About this exercise ▸ When the string "تجهیزات" occurs in a line of the records, show that line.

Input records ▸
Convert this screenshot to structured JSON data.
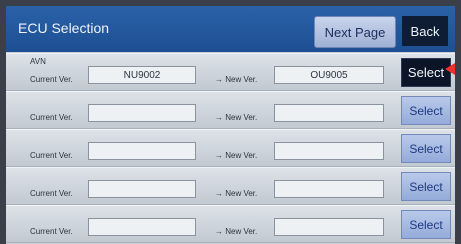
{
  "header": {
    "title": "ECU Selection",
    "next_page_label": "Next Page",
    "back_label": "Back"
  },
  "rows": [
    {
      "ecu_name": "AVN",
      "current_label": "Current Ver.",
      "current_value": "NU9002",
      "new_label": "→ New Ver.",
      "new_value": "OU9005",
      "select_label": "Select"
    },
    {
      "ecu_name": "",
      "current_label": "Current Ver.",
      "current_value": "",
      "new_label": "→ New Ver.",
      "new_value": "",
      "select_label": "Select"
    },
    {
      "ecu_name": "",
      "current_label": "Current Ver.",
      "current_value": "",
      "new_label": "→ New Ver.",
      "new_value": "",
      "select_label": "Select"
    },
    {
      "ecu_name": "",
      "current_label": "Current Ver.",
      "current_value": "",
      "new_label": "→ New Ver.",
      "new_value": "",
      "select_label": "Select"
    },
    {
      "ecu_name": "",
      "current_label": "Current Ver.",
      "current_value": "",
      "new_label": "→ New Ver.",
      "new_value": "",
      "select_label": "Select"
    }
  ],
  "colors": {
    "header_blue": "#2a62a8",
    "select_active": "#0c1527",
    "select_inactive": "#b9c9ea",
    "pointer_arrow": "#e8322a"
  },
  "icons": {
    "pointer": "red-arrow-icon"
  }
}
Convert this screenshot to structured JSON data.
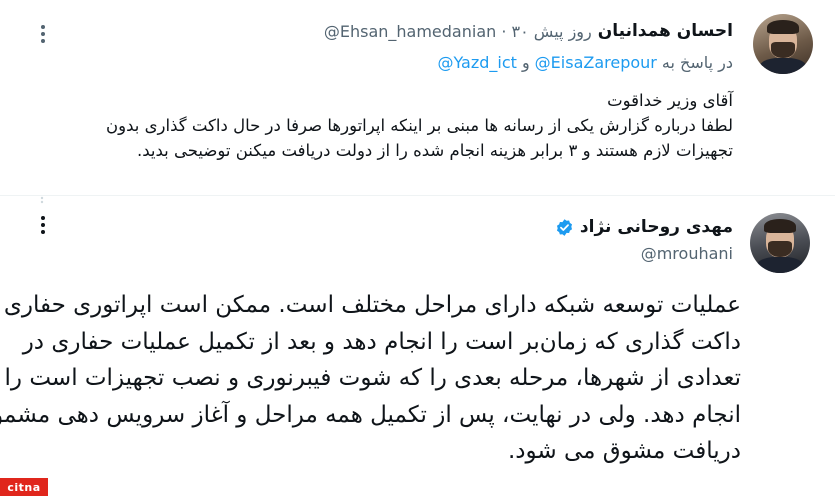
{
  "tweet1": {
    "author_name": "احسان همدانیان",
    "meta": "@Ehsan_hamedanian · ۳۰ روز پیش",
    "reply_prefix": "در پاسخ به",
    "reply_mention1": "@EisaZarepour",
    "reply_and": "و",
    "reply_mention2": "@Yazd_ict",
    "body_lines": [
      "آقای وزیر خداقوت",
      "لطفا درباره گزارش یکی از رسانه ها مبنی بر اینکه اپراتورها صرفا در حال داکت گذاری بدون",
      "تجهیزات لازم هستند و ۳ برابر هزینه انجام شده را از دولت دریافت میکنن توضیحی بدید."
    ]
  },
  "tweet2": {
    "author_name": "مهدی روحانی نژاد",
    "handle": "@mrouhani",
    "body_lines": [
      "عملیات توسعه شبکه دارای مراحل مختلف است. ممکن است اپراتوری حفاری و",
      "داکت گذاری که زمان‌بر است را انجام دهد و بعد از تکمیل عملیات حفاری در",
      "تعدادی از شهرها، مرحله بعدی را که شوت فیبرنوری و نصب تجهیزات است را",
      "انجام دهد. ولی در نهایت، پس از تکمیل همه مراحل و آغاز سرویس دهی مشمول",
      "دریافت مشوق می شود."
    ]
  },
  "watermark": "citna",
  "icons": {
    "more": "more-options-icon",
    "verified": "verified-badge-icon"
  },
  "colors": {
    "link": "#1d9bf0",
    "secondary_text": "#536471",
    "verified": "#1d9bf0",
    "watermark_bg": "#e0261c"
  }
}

Finished exercise ▸
      "تجهیزات لازم هستند و ۳ برابر هزینه انجام شده را از دولت دریافت میکنن توضیحی بدید."
      "تعدادی از شهرها، مرحله بعدی را که شوت فیبرنوری و نصب تجهیزات است را",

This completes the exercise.